Besides these, some researchers also noticed some deformities in their teeth, most probably caused as result of malnutrition during the period of bamboo die offs, wherein certain species of bamboos die every 20 to 40 years. The cyclic occurrence also threatens pandas, and in 2007, nearly led to their extinction. Additionally, the cavities in their teeth suggested that their diet also comprised sugary fruits and seeds.
G. blacki and Homo erectus: That the species became extinct about 300,000 years ago, implies that it co-existed with the predecessor of Homo sapien, Homo erectus. Paleontologists have recovered fossil remains of both species from Vietnam, which reveal that G. blacki probably fell prey to large-scale predation by Homo erectus.
What About the Bigfoot-Giganto Theory?

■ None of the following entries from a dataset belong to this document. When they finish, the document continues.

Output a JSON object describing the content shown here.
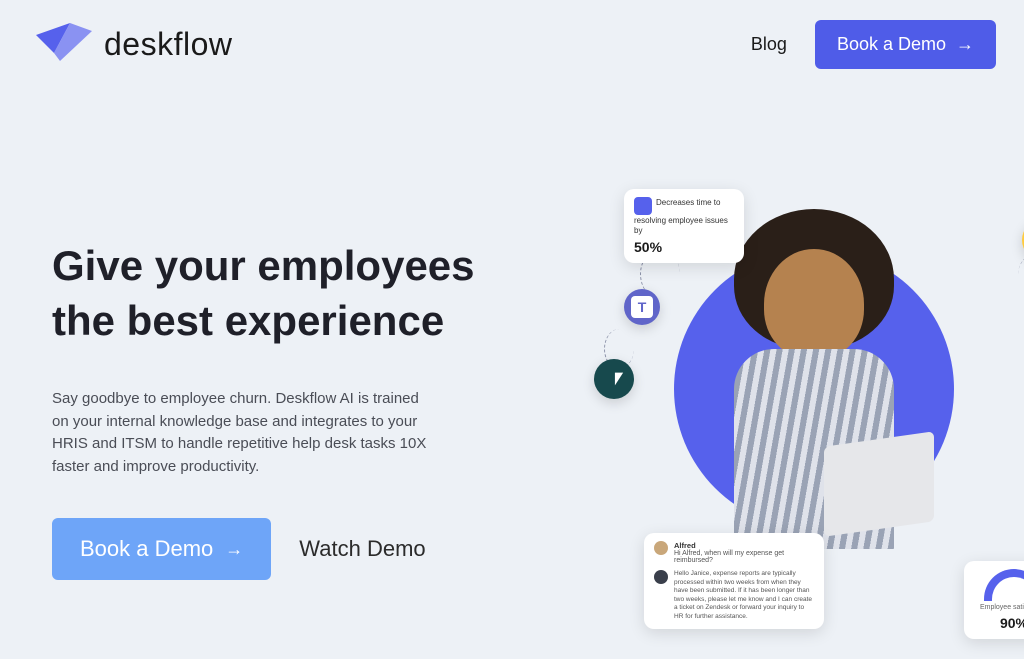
{
  "header": {
    "brand": "deskflow",
    "blog": "Blog",
    "cta": "Book a Demo"
  },
  "hero": {
    "title": "Give your employees the best experience",
    "description": "Say goodbye to employee churn. Deskflow AI is trained on your internal knowledge base and integrates to your HRIS and ITSM to handle repetitive help desk tasks 10X faster and improve productivity.",
    "cta": "Book a Demo",
    "watch": "Watch Demo"
  },
  "cards": {
    "resolve": {
      "text": "Decreases time to resolving employee issues by",
      "value": "50%"
    },
    "chat": {
      "title": "Alfred",
      "question": "Hi Alfred, when will my expense get reimbursed?",
      "reply": "Hello Janice, expense reports are typically processed within two weeks from when they have been submitted. If it has been longer than two weeks, please let me know and I can create a ticket on Zendesk or forward your inquiry to HR for further assistance."
    },
    "satisfaction": {
      "label": "Employee satisfaction",
      "value": "90%"
    }
  },
  "badges": {
    "teams": "T",
    "zendesk": "z",
    "monday": "ጢ",
    "slack": "✦"
  }
}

Going by the general description put forth by researchers, it isn't surprising that many Americans tend to relate G. blacki with the Bigfoot or Sasquatch, a humanoid creature whose sightings have been reported from the United States and Canada for centuries. In Asia, the Bigfoot is replaced by Yeti or the Abominable Snowman. The Bigfoot-Giganto Theory is a hypothesis which suggests that Bigfoots are the extant relatives of G. blacki. The proponents of this theory argue that a species that had such a large brain had to be intelligent enough to adapt to a new environment instead of just becoming extinct as a result of predation by Homo erectus. Their argument: G. blacki must have used the Bering land bridge to cross into the New World and evolved into what we know as the Bigfoot.

Critics seem to be least impressed by the argument put forth by Bigfoot-Giganto theorists. They argue that there is a considerably long gap between the extinction of G. blacki and use of the Bering land bridge by plants and animals to cross into the New World. They have one simple question, if the Bigfoot does exist, how come we have never come across its bones in North America? It makes sense, because there are at least fossil remains which suggest that G. blacki existed at one point of time. There is no such evidence to make a strong case for the Bigfoot.
Could it be that Gigantopithecus blacki morphed into the Bigfoot, not in reality, but in the tales of those who traveled from the Old World into the New World. Now, that is very well possible.